Castle of Countess Jeanne de Merode, also called as 'New Castle', was built between 1909-1912 in a neogothic style by architect Pierre Langerock as the residence of Countess Jeanne de Mérode. Jeanne de Mérode was born in Paris in 1853 as a daughter of Charles-Antoine Ghislain de Mérode-Westerloo, Marquess of Westerlo and Princes Marie-Nicolette d'Arenberg. She remained unmarried and devoted her life to religion and charitable works. To provide employment for the population of Westerlo (especially for young girls and women) she founded a carpet factory in Westerlo. She also financed a church, a school and a monastery in Heultje, and a home for the elderly in Westerlo. She lived with her parents and siblings in the 'old castle' until the death of her brother, Count Henri de Mérode, in 1908. At that time she decided to move out. She planned to reside in the castle of Grimbergen which she had inherited from her father. As she was very popular with the local population, the people of Westerlo begged her to stay in the region.
From 1909 onwards the vast castle was constructed hardly a kilometre away from her paternal residence. The architecture of the facades was inspired by the early 16th century late Gothic wing of the nearby abbey of Tongerlo. A more aristocratic appearance was achieved by adding four small and one large tower, as well as a bell tower in the form of a crown. Although both interior and exterior were executed in a historical style, the building contained many 'modern' features that were very rare on the countryside at the beginning of the 20th-century. The cross-beams supporting the roof were in steel, and the building had electric lighting, an electric elevator, central heating, running water, WC's and bathrooms.
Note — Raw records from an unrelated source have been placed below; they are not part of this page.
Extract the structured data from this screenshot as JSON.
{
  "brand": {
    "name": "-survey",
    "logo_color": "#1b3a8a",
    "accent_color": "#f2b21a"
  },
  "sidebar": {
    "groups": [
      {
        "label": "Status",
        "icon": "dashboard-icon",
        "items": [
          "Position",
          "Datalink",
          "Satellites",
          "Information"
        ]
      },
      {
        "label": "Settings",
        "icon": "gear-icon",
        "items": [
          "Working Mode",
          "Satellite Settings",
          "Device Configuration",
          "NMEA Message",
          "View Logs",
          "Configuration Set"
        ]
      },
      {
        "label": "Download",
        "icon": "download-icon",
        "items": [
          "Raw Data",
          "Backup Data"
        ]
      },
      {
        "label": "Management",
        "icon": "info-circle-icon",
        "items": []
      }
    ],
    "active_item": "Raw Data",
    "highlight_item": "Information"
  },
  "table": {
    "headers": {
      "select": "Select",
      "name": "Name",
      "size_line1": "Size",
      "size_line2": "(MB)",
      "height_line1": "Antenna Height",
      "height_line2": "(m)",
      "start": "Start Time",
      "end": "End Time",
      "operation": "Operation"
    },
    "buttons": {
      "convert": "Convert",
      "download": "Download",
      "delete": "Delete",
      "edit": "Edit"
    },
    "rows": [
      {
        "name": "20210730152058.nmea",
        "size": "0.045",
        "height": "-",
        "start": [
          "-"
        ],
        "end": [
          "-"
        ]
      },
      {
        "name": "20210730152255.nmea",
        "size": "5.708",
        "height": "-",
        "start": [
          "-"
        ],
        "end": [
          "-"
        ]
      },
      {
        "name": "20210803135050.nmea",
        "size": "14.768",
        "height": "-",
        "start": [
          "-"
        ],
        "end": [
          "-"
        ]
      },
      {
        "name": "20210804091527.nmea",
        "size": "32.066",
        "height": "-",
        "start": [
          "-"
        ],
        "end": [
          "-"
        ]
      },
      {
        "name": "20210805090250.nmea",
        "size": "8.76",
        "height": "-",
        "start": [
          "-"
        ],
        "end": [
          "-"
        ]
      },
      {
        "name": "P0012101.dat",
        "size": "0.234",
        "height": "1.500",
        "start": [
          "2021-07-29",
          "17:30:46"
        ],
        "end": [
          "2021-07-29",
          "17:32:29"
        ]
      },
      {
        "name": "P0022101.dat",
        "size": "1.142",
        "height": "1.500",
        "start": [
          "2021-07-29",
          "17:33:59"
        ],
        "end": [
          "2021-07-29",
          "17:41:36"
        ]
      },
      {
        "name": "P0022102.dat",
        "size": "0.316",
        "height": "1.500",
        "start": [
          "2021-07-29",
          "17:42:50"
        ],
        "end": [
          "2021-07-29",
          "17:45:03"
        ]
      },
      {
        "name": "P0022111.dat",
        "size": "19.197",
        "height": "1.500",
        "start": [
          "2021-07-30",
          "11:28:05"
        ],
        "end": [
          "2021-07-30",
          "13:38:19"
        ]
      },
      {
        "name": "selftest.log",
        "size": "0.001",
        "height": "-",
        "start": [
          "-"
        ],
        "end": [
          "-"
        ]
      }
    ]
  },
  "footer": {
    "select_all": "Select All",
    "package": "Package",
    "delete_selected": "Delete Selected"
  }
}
As Jeanne de Mérode was very devout the Castle also had its own private chapel. On the altar she kept her most important treasure, the famous Mérode Altarpiece by the 15th century painter Robert Campin. After her death it was acquired from her heirs by the Metropolitan Museum in New York for the Cloisters collection.
When German troops invaded Belgium in 1940 the castle was confiscated and used as a local headquarters by the Nazis. Countess Jeanne moved back to the 'old castle' of Westerlo where she died on 1 July 1944, few months before the liberation of Belgium. She left the castle to a monastic order of sisters. The building was used by the church as a home for retired priests until it was sold to the municipality of Westerlo in the 1970s. It has served as the Town Hall of Westerlo ever since.References:
Sirmione castle was built near the end of the 12th century as part of a defensive network surrounding Verona. The castle was maintained and extended first as part of the Veronese protection against their rivals in Milan and later under the control of the Venetian inland empire. The massive fortress is totally surrounded by water and has an inner porch which houses a Roman and Medieval lapidary. From the drawbridge, a staircase leads to the walkways above the walls, providing a marvellous view of the harbour that once sheltered the Scaliger fleet. The doors were fitted with a variety of locking systems, including a drawbridge for horses, carriages and pedestrians, a metal grate and, more recently, double hinged doors. Venice conquered Sirmione in 1405, immediately adopting provisions to render the fortress even more secure, fortifying its outer walls and widening the harbour.
Thanks to its strategical geographical location as a border outpost, Sirmione became a crucial defence and control garrison for the ruling nobles, retaining this function until the 16th century, when its role was taken up by Peschiera del Garda.